Aside from May’s slide and June’s symmetrical recovery for US large caps, the only evidence anything has actually “happened” in our market-as-sitcom is a notable bout of higher asset price correlations. We have tracked these on a monthly basis for the last decade because:

  • S&P sector correlations to the index itself are a good measure of fundamental market health. When the average industry correlation to the overall market is +0.8, as it was for years after the Financial Crisis, it means investors are treating equities as a single risky asset class. When they drop below that level, you know investors are actually allocating capital on the merits of each sector’s fundamentals.
  • The correlation between different asset classes and stocks also shows when/where macro concerns are rising. When gold’s correlation to stocks goes deeply negative, that’s a sign investor confidence in financial assets is low. When high yield corporate bond correlations to stocks rise, it means investors are worried about an imminent recession since that would crimp business earnings and cash flow.
  • High correlations leave equity markets susceptible to greater volatility since the benefit of diversification mathematically declines.

Here are our 3 observations from the latest correlation data:

#1: The last month, as volatile as it was, was not as bad as Q4 or last year’s choppy February – April period, but higher-than-normal correlations/volatility don’t disappear after just 1 month.

  • The average trailing 30-day correlation for the 11 sectors of the S&P 500 to the index is 0.74 just now.
  • Q4 2018’s average was 0.80 and February – April 2018’s mean was 0.83.
  • Across recent history, sector correlation averages of 0.75 or above tend to come in threes (i.e. once you get one, you’re likely to see the next month or two remain high).

Takeaway: the current correlation reading is right at the cusp of where you’d expect to see some further volatility.

#2: Higher correlations across some asset classes (but not others) shows that capital markets were more worried about Fed policy over the last month than trade wars.

  • EAFE (non-US developed economy) stocks and high yield corporate debt both saw higher correlations to US stocks last month at 0.90 and 0.92, respectively. Prior month readings were 0.87 and 0.59 respectively.
  • Emerging Market equities actually saw their correlation to US stocks decline over the last month, from 0.78 in May to 0.63 today.

Takeaway: for all the focus on US-China trade, one would have thought the EM/S&P correlation would be higher. Over half of the MSCI Emerging Markets equity index is Greater China, after all.

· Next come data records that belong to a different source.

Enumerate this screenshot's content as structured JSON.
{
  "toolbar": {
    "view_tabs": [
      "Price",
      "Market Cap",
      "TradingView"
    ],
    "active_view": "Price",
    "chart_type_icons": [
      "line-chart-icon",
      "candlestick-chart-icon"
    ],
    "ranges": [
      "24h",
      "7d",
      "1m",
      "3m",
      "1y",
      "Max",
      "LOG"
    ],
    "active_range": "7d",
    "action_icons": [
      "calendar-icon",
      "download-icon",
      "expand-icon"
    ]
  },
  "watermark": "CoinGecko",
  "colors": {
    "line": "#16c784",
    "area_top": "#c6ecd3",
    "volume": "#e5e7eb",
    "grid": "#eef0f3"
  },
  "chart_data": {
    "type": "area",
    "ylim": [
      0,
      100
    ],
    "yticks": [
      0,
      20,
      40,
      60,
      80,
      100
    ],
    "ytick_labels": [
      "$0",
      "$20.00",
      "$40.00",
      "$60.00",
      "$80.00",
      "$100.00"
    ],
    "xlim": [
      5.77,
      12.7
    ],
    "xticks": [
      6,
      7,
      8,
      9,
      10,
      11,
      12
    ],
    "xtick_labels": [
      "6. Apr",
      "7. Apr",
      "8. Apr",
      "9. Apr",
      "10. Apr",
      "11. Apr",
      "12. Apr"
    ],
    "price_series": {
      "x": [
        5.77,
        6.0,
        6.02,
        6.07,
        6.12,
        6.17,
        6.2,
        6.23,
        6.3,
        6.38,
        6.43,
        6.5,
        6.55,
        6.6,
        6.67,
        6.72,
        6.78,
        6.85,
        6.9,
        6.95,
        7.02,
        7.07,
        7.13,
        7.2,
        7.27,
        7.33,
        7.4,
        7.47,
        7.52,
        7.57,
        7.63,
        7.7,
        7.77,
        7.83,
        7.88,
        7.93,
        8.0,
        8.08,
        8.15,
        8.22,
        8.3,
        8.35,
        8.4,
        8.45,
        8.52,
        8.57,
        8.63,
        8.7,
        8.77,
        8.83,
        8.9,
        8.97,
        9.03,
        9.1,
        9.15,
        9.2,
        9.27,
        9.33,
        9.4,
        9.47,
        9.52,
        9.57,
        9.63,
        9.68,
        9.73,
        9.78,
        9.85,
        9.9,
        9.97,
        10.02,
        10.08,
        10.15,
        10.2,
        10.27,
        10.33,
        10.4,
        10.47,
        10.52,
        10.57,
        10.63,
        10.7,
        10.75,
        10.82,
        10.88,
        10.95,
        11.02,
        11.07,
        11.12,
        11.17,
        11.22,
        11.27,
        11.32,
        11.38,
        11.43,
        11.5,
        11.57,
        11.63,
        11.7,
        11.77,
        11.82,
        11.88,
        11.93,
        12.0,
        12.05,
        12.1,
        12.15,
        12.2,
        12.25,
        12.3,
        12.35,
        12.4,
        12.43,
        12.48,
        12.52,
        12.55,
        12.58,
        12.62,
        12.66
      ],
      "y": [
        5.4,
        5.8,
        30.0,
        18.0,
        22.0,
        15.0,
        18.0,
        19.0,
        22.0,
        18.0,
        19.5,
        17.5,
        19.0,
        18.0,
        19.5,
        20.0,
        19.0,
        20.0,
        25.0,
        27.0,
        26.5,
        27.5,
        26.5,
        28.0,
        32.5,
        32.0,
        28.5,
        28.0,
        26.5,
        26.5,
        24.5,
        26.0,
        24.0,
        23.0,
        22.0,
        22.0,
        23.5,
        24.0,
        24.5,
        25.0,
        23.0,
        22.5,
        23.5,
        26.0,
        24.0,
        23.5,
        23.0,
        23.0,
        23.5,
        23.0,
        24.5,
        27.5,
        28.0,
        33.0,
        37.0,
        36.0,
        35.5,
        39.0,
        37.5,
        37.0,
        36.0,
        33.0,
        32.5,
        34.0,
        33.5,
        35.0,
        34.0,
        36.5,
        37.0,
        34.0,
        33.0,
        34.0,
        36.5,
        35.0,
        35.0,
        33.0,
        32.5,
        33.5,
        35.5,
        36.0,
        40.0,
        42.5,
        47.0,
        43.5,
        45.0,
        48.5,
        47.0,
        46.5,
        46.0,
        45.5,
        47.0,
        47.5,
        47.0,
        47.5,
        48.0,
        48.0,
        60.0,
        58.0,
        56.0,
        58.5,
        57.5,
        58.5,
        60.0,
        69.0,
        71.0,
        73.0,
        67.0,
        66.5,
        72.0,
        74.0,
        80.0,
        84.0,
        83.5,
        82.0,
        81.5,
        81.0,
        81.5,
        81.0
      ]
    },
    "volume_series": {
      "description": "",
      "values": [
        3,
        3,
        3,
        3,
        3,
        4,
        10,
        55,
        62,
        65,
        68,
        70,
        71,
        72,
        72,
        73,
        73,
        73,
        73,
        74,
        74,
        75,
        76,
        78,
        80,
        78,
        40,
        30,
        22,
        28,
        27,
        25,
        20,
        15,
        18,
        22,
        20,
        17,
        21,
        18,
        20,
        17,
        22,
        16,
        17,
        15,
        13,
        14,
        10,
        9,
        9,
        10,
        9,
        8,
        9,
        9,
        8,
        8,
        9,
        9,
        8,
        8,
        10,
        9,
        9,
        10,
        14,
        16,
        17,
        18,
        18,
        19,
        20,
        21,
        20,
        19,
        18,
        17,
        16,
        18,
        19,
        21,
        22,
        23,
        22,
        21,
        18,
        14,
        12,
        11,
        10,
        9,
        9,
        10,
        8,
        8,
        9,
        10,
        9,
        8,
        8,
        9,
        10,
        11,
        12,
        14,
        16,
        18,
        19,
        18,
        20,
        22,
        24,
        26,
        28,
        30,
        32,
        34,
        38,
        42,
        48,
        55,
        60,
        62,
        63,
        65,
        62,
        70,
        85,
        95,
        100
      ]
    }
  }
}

But no. Which leads us to conclude that markets were much more concerned about Fed policy, as they were in Q4 2018.

#3: Even though gold has had a good run in the last month – up 3.1%, basically its entire gain for 2019 – that’s not because it has become more/less correlated to stocks.

  • The trailing 30-day correlation between gold and the S&P is -0.27.
  • While higher than the 3-month average of 0.02, it is similar to April’s reading of -0.24.

Takeaway: gold’s correlation to stocks tends to average zero unless there is real financial stress in the system. This month’s reading is within normal bands.

Final thought: this month’s correlation data supports our basic call that US stocks will remain volatile for the next 1-3 months. The last 30 days shows that isn’t necessarily a cause for concern, however. Nothing much happened on Seinfeld for 9 seasons either, and people still watched.